© 2017 – Routledge
Born into slavery in 1862, Ida B. Wells went on to become an influential reformer and leader in the African American community. A Southern black woman living in a time when little social power was available to people of her race or gender, Ida B. Wells made an extraordinary impact on American society through her journalism and activism. Best-known for her anti-lynching crusade, which publicly exposed the extralegal killings of African Americans, Wells was also an outspoken advocate for social justice in issues including women's suffrage, education, housing, the legal system, and poor relief.
In this concise biography, Kristina DuRocher introduces students to Wells's life and the historical issues of race, gender, and social reform in the late 19th- and early 20th-century U.S. Supplemented by primary documents including letters, speeches, and newspaper articles by and about Wells, and supported by a robust companion website, this book enables students to understand this fascinating figure and a contested period in American history.
"Kris Durocher’s biography of the remarkable Ida Wells-Barnett analyzes the complexities of a life that went against the gender and racial roles of the day.
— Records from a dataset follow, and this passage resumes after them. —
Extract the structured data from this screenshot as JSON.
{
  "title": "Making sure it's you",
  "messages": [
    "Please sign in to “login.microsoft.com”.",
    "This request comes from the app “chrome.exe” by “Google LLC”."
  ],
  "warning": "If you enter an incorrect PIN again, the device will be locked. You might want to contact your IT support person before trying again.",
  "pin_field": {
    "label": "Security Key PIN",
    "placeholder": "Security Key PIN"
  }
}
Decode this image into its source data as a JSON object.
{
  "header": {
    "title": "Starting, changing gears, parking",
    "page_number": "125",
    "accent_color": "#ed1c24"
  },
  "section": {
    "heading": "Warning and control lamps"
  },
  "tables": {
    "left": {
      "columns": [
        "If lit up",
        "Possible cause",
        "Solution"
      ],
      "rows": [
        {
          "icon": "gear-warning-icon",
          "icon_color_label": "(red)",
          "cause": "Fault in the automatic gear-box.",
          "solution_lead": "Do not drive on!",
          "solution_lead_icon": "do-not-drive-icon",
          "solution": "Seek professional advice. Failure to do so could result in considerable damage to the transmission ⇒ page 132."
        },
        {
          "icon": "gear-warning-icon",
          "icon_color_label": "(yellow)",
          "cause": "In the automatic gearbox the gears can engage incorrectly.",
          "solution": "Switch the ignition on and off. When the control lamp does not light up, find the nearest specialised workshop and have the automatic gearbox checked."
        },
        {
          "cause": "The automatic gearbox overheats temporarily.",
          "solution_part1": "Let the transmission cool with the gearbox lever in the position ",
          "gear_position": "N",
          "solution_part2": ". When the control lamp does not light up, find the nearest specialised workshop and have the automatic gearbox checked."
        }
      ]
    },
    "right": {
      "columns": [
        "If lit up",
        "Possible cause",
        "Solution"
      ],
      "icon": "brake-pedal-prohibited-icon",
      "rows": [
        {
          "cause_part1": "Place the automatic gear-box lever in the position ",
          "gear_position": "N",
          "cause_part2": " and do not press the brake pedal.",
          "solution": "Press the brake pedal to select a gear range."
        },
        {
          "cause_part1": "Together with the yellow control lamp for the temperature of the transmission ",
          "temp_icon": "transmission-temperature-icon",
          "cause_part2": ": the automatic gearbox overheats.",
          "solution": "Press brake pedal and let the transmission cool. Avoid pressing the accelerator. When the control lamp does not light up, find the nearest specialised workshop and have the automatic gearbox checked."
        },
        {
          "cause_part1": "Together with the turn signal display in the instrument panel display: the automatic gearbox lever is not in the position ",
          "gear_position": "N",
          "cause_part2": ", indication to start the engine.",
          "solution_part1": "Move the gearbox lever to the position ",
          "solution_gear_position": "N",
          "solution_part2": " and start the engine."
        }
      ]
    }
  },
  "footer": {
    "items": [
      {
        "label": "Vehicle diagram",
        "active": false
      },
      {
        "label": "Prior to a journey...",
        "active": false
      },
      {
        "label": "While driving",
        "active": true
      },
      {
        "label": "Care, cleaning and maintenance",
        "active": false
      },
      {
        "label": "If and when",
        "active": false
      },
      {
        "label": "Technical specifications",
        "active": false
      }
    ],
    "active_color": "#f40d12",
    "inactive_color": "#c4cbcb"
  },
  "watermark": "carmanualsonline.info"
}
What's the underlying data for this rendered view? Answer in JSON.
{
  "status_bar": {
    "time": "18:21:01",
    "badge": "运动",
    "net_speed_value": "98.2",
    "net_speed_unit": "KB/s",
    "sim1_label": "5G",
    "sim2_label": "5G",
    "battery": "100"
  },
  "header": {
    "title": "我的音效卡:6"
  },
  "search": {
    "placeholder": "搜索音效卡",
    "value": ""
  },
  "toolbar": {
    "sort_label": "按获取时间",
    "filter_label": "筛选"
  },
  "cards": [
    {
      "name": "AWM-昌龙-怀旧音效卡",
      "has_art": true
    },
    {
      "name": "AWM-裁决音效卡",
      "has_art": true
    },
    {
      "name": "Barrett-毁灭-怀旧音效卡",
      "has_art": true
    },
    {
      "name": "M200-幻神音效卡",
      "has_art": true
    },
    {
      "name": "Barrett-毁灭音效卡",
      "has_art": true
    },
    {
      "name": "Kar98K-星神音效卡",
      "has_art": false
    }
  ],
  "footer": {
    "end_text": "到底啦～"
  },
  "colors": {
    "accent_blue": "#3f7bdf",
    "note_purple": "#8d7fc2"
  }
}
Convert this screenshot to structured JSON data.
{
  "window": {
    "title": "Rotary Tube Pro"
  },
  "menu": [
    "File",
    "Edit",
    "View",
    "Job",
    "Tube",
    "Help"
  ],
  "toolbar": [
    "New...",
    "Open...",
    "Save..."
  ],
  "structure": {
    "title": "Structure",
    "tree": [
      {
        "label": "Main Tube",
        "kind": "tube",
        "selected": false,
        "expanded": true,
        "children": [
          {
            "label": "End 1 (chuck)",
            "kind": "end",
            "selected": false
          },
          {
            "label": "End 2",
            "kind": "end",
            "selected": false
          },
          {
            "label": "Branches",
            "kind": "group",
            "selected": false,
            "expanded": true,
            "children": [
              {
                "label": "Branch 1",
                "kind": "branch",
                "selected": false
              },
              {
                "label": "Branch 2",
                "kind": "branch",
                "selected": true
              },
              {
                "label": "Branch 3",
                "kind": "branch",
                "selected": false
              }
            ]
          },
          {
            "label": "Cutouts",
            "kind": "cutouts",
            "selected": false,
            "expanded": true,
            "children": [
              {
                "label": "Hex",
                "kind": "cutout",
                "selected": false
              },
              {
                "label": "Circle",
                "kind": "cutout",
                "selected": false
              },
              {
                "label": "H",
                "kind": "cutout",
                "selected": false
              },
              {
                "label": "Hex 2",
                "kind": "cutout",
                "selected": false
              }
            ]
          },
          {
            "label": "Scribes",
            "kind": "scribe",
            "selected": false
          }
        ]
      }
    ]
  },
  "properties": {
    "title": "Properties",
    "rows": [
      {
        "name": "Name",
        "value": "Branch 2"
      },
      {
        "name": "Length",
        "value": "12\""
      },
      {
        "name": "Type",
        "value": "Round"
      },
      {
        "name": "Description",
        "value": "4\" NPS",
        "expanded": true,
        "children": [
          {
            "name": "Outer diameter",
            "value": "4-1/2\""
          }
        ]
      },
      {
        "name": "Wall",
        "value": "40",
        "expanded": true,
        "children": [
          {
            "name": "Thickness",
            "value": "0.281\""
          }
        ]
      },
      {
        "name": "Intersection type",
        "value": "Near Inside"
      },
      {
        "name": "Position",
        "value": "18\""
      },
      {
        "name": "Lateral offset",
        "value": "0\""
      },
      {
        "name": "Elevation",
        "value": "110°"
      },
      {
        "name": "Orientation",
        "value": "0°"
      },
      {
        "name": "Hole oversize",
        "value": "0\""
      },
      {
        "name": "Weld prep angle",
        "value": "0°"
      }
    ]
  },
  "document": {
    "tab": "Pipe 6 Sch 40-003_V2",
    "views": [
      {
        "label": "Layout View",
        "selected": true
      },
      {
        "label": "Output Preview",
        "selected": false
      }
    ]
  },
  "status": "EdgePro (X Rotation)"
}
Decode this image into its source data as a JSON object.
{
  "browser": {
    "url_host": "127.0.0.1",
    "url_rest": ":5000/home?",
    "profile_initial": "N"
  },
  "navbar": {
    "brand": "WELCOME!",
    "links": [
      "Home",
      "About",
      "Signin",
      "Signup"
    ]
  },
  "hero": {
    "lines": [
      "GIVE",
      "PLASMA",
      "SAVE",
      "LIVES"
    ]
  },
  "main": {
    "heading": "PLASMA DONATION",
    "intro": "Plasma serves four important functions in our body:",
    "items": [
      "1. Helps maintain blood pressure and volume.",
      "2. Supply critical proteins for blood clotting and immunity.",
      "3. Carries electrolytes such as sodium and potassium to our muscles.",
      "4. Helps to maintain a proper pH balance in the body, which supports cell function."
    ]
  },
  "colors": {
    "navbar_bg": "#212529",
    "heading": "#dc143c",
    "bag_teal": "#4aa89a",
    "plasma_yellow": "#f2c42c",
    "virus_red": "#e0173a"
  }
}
Because defiance contradicted her status as a lady, Wells-Barnett was often criticized, misjudged, and misunderstood, and Durocher provides crucial context for understanding the difficulties and tensions of a life devoted to fighting against the emerging system of Jim Crow. Durocher explores in fine detail how Wells-Barnett debunked the rape-lynch rhetoric thereby exposing lynchings as acts to maintain white patriarchy and the power it bestowed. With a vivid narrative and impeccable research, Durocher brilliantly brings to life the charm, the stubbornness, and the grit of this brilliant and earnest woman."
Vernon Burton, Professor History, Sociology, and Computer Science, Clemson University
"Kristina Anne Durocher presents readers a new, provocative look at the life, career, and legacy of Ida B. Wells, the fearless social justice crusader known to some as "the Princess of the Press" and a "Modern Joan of Arc." Durocher’s comprehensive account provides rich context to the nuanced narrative of Wells’s life story, drawing on a wide array of primary and secondary sources. The volume offers a fresh, upbeat interpretation of Wells-Barnett’s career in Chicago, which had previously been characterized in defeatist terms, and encourages an academic intervention in restoring Wells’s legacy, one that was tarnished by the conflicts of her time. Durocher’s account accurately characterizes the life of Wells as one that "illuminates issues of race, gender, class, religion, politics, region, and reform … is interwoven into the history of the United States as it confronted the challenges of a modern world," and offers a new lens for understanding one of the most complicated, dynamic figures to bridge the last two centuries. Bravo!"
Amber Roessner, Associate Professor of History, University of Tennessee, Knoxville.
Chapter One: Establishing Citizenship 1862-1887
Chapter Two: Memphis Agitations, 1887-1892
Chapter Three: New Horizons, 1892-1900
Chapter Four: Pioneering Efforts, 1900-1918
Chapter Five: The Political Arena, 1918-1931
Conclusion: An Elusive Legacy